E. coli, Salmonella, Listeria and Campylobacter are some of the most common bacteria that may be found in raw foods (30).
Most bacteria cannot survive at temperatures over 140°F (60°C). This means that cooking effectively kills bacteria and reduces the risk of food-borne illness (31).
Commercially produced milk is pasteurized, which means it has been exposed to heat to kill any harmful bacteria it may contain (32).
It is not recommended to consume raw or undercooked meat, eggs or dairy. If you do choose to eat these foods raw, make sure your food is fresh and purchase it from a trusted source (31).
Summary: Cooking food effectively kills bacteria that may cause food-borne illnesses. This applies especially to meat, eggs and dairy.
It May Depend on the Food
Meat, Potatoes and Vegetables on a Plate
Neither a completely raw nor completely cooked diet can be justified by science.
That’s because both raw and cooked fruits and vegetables have various health benefits, including a lower risk of chronic disease (33).
The truth is that whether food should be consumed raw or cooked may depend on the food.

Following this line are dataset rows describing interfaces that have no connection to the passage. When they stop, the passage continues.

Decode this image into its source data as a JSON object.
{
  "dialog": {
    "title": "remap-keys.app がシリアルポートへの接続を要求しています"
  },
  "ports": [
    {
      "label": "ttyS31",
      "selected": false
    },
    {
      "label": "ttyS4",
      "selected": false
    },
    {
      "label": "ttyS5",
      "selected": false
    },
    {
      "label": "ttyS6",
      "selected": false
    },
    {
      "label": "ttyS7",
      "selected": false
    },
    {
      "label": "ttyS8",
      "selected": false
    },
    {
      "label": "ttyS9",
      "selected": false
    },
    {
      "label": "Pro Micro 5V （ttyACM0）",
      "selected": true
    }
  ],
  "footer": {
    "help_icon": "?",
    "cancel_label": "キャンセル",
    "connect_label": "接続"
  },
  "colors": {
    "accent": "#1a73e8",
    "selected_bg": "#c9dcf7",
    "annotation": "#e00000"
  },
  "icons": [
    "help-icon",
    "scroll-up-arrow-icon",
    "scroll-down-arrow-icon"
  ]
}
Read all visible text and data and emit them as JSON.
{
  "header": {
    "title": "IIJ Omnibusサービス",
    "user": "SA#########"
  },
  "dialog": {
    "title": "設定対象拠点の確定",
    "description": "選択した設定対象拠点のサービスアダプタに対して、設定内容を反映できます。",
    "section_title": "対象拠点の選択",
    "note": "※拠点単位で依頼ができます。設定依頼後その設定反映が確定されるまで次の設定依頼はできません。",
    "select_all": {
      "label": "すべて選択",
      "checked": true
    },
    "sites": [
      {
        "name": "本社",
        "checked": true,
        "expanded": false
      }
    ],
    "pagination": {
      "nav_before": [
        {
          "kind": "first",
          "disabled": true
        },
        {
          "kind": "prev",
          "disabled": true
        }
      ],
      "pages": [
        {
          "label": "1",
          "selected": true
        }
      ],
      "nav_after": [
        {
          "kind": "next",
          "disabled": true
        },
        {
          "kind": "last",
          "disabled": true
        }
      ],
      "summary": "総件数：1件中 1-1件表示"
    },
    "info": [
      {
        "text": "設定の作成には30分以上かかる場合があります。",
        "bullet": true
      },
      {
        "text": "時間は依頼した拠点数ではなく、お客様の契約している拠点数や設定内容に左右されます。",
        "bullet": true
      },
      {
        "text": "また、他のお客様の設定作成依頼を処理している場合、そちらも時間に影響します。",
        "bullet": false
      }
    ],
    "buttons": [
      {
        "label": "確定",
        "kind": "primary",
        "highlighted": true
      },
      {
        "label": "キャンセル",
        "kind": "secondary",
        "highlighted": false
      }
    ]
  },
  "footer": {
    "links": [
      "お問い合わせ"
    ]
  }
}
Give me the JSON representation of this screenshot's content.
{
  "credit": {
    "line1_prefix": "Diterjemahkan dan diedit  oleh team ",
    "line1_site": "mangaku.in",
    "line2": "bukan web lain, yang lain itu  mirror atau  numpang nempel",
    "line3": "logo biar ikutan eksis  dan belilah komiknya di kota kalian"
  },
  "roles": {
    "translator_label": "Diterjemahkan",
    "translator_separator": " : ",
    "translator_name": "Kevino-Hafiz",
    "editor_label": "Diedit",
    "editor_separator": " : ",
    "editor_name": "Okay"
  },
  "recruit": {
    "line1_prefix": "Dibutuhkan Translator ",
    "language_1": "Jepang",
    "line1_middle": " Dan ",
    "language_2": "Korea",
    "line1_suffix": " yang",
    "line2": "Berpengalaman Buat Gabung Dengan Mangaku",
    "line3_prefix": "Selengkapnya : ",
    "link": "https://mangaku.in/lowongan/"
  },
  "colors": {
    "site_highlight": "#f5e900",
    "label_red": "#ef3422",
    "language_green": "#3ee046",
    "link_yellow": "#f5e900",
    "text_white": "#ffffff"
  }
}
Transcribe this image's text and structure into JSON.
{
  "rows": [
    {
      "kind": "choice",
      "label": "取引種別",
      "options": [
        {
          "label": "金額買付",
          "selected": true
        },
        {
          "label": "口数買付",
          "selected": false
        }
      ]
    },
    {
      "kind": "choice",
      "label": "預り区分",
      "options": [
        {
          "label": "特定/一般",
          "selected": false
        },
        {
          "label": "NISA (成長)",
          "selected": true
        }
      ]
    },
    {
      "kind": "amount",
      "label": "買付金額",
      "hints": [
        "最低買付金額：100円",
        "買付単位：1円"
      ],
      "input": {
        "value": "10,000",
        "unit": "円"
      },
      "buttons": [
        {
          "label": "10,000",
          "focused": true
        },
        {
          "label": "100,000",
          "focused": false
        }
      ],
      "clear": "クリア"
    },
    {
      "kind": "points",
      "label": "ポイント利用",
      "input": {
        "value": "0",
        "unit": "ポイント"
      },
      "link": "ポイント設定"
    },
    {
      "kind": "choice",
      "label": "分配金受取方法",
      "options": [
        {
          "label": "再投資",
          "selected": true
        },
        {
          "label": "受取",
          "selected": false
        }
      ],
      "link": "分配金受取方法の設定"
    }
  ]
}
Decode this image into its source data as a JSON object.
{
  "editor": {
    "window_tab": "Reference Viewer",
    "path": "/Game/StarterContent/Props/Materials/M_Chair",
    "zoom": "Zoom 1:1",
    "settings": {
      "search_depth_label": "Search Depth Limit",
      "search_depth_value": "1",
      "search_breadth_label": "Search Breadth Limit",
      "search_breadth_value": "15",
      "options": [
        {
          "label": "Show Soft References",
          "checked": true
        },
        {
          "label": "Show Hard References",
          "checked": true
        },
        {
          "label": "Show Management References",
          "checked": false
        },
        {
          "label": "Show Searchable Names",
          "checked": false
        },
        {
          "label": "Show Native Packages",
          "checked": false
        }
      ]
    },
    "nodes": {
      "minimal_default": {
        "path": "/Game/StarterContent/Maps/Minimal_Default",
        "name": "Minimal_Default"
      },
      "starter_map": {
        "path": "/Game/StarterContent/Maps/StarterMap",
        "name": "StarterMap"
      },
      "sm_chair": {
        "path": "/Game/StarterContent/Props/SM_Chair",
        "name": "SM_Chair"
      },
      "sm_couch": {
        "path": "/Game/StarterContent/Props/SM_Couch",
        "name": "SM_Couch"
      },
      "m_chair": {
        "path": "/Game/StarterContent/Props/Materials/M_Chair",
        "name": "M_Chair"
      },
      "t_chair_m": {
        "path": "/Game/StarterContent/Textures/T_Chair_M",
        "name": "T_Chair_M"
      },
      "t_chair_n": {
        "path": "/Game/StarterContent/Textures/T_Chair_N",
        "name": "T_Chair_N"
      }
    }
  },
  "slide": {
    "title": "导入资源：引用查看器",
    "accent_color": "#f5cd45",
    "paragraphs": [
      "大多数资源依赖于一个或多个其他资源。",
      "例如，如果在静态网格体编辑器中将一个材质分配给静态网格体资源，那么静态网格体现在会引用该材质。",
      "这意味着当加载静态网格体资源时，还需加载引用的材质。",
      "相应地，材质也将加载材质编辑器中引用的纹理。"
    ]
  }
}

Here are a few examples of foods that are either healthier raw or healthier cooked:
Foods That Are Healthier Raw
Broccoli: Raw broccoli contains three times the amount of sulforaphane, a cancer-fighting plant compound, than cooked broccoli does (34, 35).
Cabbage: Cooking cabbage destroys the enzyme myrosinase, which plays a role in cancer prevention. If you choose to cook cabbage, do so for short periods (36).
Onions: Raw onion is an anti-platelet agent, which contributes to heart disease prevention. Cooking onions reduces this beneficial effect (37, 38).
Garlic: Sulfur compounds found in raw garlic have anti-cancer properties. Cooking garlic destroys these sulfur compounds (39).
Foods That Are Healthier Cooked
Asparagus: Cooking asparagus breaks down its fibrous cell walls, making folate and vitamins A, C and E more available to be absorbed.
Mushrooms: Cooking mushrooms helps degrade agaritine, a potential carcinogen found in mushrooms. Cooking also helps release ergothioneine, a powerful mushroom antioxidant (40, 41).
Spinach: Nutrients like iron, magnesium, calcium and zinc are more available for absorption when spinach is cooked.
Tomatoes: Cooking greatly increases the antioxidant lycopene in tomatoes (22).
Carrots: Cooked carrots contain more beta-carotene than raw carrots (19).
Potatoes: The starch in potatoes is nearly indigestible until a potato is cooked.
Legumes: Raw or undercooked legumes contain dangerous toxins called lectins. Lectins are eliminated with proper soaking and cooking.
Meat, fish and poultry: Raw meat, fish and poultry may contain bacteria that can cause food-borne illnesses. Cooking these foods kills harmful bacteria.
Summary: Some foods are better to eat raw, and some are healthier when cooked. Eat a combination of cooked and raw foods for maximum health benefits.
The Bottom Line
Some foods are more nutritious when eaten raw, while others are more nutritious after being cooked.
However, it’s unnecessary to follow a completely raw diet for good health.
For the most health benefits, eat a variety of nutritious raw and cooked foods.